* What to do
Look through the records below and give the number of lines holding the string "Temp", nothing more.

═════ Data records ═════

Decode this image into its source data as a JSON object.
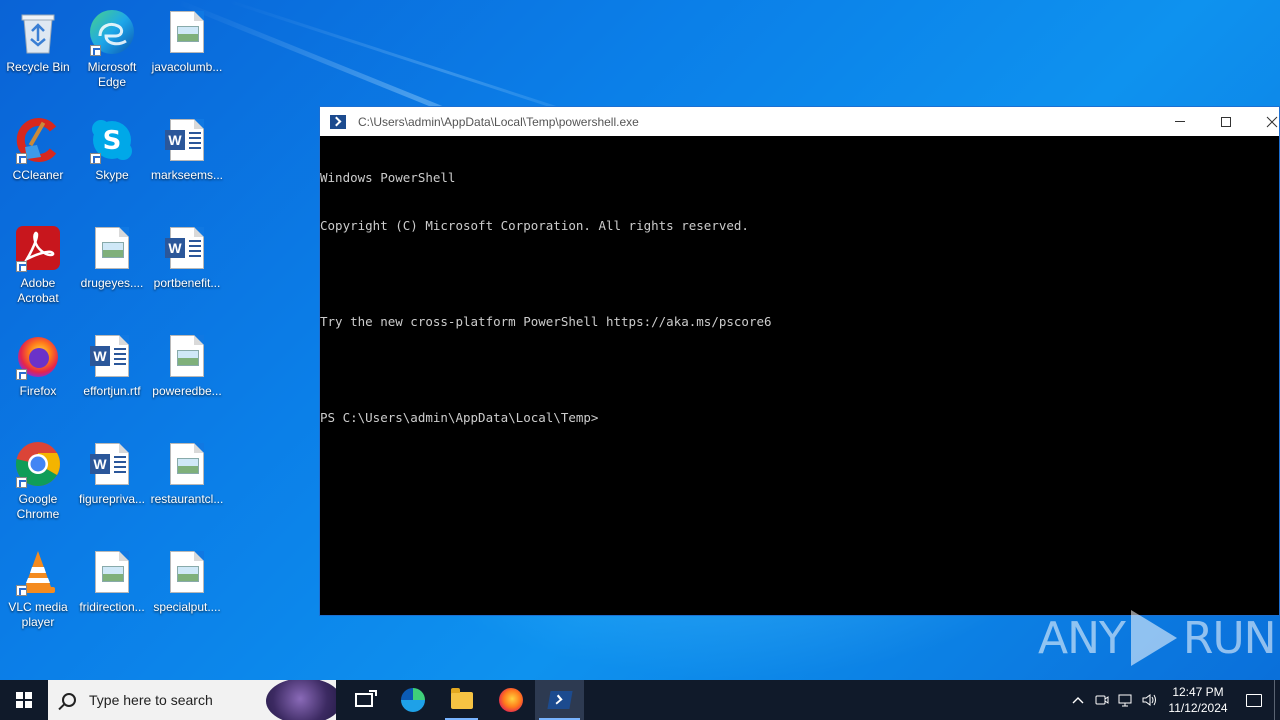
{
  "desktop": {
    "icons": [
      {
        "label": "Recycle Bin",
        "icon": "recycle-bin-icon"
      },
      {
        "label": "Microsoft Edge",
        "icon": "edge-icon"
      },
      {
        "label": "javacolumb...",
        "icon": "image-file-icon"
      },
      {
        "label": "CCleaner",
        "icon": "ccleaner-icon"
      },
      {
        "label": "Skype",
        "icon": "skype-icon"
      },
      {
        "label": "markseems...",
        "icon": "word-doc-icon"
      },
      {
        "label": "Adobe Acrobat",
        "icon": "acrobat-icon"
      },
      {
        "label": "drugeyes....",
        "icon": "image-file-icon"
      },
      {
        "label": "portbenefit...",
        "icon": "word-doc-icon"
      },
      {
        "label": "Firefox",
        "icon": "firefox-icon"
      },
      {
        "label": "effortjun.rtf",
        "icon": "word-doc-icon"
      },
      {
        "label": "poweredbe...",
        "icon": "image-file-icon"
      },
      {
        "label": "Google Chrome",
        "icon": "chrome-icon"
      },
      {
        "label": "figurepriva...",
        "icon": "word-doc-icon"
      },
      {
        "label": "restaurantcl...",
        "icon": "image-file-icon"
      },
      {
        "label": "VLC media player",
        "icon": "vlc-icon"
      },
      {
        "label": "fridirection...",
        "icon": "image-file-icon"
      },
      {
        "label": "specialput....",
        "icon": "image-file-icon"
      }
    ]
  },
  "window": {
    "title": "C:\\Users\\admin\\AppData\\Local\\Temp\\powershell.exe",
    "console_lines": [
      "Windows PowerShell",
      "Copyright (C) Microsoft Corporation. All rights reserved.",
      "",
      "Try the new cross-platform PowerShell https://aka.ms/pscore6",
      "",
      "PS C:\\Users\\admin\\AppData\\Local\\Temp>"
    ]
  },
  "watermark": {
    "left": "ANY",
    "right": "RUN"
  },
  "taskbar": {
    "search_placeholder": "Type here to search",
    "apps": [
      "task-view-icon",
      "edge-icon",
      "file-explorer-icon",
      "firefox-icon",
      "powershell-icon"
    ],
    "clock_time": "12:47 PM",
    "clock_date": "11/12/2024"
  },
  "colors": {
    "desktop_blue": "#0b7fe8",
    "taskbar": "#101a2a",
    "console_bg": "#000000",
    "console_text": "#cccccc"
  }
}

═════

* Output of the exercise
2